“Judges and officers shall you appoint for yourselves in all your gates…” [16:18]
There has been much discussion of death, manslaughter, and judgments in the news this week, and our parsha discusses these topics as well. As always, the Torah guides us. Simply leafing through the pages of the Chumash [a bound text of the Torah, with commentaries], we can read the Torah’s attitude and methodology and contrast them with what we have recently seen and read.
“You shall not twist judgment, nor recognize faces, and you shall not take bribes, because bribery blinds the eyes of the wise and twists the words of the righteous. Justice, justice shall you pursue, in order that you live and inherit the land which HaShem your G-d gives you.” [16:19-20]

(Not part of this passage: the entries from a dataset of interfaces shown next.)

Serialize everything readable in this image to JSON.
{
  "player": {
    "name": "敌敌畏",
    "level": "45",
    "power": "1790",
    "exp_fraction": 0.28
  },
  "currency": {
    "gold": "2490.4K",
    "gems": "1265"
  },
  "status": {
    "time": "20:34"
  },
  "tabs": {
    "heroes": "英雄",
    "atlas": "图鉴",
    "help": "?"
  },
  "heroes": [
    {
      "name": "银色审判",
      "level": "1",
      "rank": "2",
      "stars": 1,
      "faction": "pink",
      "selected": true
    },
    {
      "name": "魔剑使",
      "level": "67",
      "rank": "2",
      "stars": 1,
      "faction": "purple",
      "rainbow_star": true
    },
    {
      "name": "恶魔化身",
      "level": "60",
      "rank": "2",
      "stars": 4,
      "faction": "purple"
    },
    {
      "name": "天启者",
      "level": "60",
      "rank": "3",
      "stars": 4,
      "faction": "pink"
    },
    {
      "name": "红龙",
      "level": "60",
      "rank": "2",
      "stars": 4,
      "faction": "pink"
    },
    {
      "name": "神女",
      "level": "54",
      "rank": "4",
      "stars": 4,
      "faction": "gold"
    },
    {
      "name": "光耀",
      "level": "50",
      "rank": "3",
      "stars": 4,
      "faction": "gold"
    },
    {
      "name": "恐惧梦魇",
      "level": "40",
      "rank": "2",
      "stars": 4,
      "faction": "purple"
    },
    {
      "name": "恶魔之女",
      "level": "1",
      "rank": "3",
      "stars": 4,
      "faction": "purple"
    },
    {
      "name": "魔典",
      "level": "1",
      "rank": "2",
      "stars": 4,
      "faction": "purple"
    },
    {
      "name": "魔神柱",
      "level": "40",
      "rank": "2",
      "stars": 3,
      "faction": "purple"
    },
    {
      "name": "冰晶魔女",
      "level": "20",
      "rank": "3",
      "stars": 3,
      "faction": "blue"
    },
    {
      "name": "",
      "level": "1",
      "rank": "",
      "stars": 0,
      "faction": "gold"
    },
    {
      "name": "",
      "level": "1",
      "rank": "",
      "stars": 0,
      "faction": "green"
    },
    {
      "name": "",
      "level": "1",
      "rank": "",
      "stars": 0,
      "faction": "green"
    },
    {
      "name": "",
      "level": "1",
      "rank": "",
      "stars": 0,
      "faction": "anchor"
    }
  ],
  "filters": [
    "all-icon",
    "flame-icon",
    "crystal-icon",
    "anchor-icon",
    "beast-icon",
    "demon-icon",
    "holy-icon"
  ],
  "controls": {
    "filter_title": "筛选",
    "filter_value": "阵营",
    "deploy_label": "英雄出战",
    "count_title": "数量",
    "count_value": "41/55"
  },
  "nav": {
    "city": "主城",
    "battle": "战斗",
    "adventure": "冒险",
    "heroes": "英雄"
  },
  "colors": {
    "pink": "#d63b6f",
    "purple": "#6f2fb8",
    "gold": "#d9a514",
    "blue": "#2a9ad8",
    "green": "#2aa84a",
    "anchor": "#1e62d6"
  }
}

We do not rush to judgment, immediately finding someone to blame and pointing fingers. Neither does the Torah permit us to ignore possible wrongdoing by a rich, powerful or popular individual. Honest judgment is only possible when extraneous details are set aside, and when one has the patience to hear all sides before rendering a decision.
“By the word of two or three witnesses shall the dead be put to death; he shall not die by the word of one witness.” [17:6]
In order for a court to find a person guilty of a capital crime, multiple witnesses were required. The court was obligated to investigate every facet of their testimony, in order to find the least contradiction – and if there was any possible way to find the defendant innocent, the Torah required the court to set him free. The Talmud says that a court which put a man to death once every seven years (and some say, seventy years) was considered a murderous court. We are not permitted to make careless accusations. We do not look for ways to accuse people, but for ways to consider them upright and honest.
We also learn, at the same time, that even a careless hand in a person’s death (Heaven forbid) is a terrible thing. Chapter 19 (like Numbers 35:9-34) discusses the creation of cities of refuge in the land of Israel. One who was guilty of manslaughter was obligated to exile himself to one of these cities. Even this punishment was considered a privilege, accorded only to those who caused death through simple carelessness without intent to arm anyone or any thing. One who intended to kill an animal, but instead killed a person, was considered so severely negligent that exile could not compensate. Similarly, if it was known that the one who committed the manslaughter hated the victim previously, then the possibility that the first party was especially negligent or even “helped” the accident to happen renders him unable to seek atonement through exile.
Finally, at the end of the parsha, we learn the laws concerning a dead man found outside a city. The elders of the nearest city were obligated to bring a heifer to the site, and kill it there, “and they shall answer and say, ‘our hands did not spill this blood, and our eyes did not see it.” [21:7]
Asks Rabbi Shlomo Yitzchaki: would anyone even imagine that the elders of the city court were murderers? Rather, he answers (from the Talmud) that they must declare that they did not see him and fail to provide him with food and escort.
That is not a judgment which any other person can render – only we ourselves, and G-d, can judge whether we concern ourselves with the needs of others. When looking at others, we must avoid quick condemnation and find a way to judge them favorably. But when we look at ourselves, we must demand the highest possible standard – not merely refraining from harming others, but actively contributing to their well-being. If we all aspire to that standard, then the biggest (and best) news is yet to come!
Text Copyright © 1997 Rabbi Yaakov Menken and Project Genesis, Inc.
The author is the Director of Project Genesis.